“We should tax what we burn, not what we earn. This is the single most important policy change we can make.”
- Al Gore, Former US Vice President and 2008 Nobel Laureate
Given the debate over British Columbia’s carbon tax, we’re highlighting the opinions of some of the world’s top leaders on climate change solutions and their thoughts on carbon tax policy. And who better to look to than the Nobel prize-winning former US Vice-President Al Gore.
Gore has long been an outspoken champion of the idea of a revenue-neutral carbon tax that shifts the tax burden away from things like income and small business tax and puts it on the consumption of fuels that emit heat-trapping greenhouse gases.
In a speech Gore gave last summer at the Constitution Hall in Washington, DC, he explained that:
“Of course, we could and should speed up this transition by insisting that the price of carbon-based energy include the costs of the environmental damage it causes.

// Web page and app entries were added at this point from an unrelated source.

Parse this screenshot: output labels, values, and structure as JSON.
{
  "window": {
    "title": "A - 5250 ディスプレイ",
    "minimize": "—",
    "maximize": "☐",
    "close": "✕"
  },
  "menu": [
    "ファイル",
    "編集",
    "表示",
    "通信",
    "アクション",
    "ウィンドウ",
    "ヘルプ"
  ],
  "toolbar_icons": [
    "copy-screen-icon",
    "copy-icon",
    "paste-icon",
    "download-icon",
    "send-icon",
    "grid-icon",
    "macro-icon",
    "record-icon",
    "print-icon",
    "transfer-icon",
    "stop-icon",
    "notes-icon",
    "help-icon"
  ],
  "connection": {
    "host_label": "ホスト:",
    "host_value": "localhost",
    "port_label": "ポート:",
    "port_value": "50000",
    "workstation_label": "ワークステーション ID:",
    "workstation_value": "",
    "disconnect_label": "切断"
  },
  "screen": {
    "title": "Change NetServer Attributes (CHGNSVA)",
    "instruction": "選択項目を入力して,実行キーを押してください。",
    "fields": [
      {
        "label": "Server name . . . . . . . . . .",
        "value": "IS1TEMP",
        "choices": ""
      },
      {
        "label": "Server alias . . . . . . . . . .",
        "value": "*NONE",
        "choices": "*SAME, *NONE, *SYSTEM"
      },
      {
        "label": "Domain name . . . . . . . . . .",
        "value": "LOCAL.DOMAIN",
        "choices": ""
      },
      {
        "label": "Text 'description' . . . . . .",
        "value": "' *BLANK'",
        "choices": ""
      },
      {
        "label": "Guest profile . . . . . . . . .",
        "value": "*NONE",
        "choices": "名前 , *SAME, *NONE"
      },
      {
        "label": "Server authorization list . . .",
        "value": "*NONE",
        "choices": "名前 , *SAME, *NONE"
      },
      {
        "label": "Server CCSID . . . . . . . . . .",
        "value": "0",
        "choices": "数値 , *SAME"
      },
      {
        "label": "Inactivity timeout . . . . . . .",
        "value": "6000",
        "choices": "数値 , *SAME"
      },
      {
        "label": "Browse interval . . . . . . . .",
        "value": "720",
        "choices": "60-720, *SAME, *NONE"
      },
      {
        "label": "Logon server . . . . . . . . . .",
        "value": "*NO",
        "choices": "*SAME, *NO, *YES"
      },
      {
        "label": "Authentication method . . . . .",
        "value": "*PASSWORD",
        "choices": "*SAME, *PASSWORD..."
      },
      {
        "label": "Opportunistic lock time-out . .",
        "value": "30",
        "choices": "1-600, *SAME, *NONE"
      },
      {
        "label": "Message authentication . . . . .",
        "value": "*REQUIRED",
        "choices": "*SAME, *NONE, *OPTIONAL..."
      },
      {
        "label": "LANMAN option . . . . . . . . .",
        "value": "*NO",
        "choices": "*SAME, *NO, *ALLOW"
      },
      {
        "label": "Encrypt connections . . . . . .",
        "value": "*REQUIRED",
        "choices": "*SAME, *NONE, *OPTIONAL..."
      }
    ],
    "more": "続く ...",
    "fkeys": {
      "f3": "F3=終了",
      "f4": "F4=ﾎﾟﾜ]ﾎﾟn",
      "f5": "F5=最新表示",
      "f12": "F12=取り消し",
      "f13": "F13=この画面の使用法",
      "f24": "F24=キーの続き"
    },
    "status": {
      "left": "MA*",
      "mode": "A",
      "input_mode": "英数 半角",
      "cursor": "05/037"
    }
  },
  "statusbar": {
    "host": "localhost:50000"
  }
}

I have long supported a sharp reduction in payroll taxes with the difference made up in CO2 taxes. We should tax what we burn, not what we earn. This is the single most important policy change we can make.” (my emphasis)
As John Lauhmer at Treehugger explains Gore’s carbon tax position:
“As a not-running-for President guy, Al’s in a position to be logical about the best public policy to drive climate action: a carbon tax. No Democratic candidate can come out for a carbon tax because he or she would be attacked for being a ‘tax and spend liberal.’ And no Republican candidate can come out of the carbon tax closet because…you know…tax cuts.”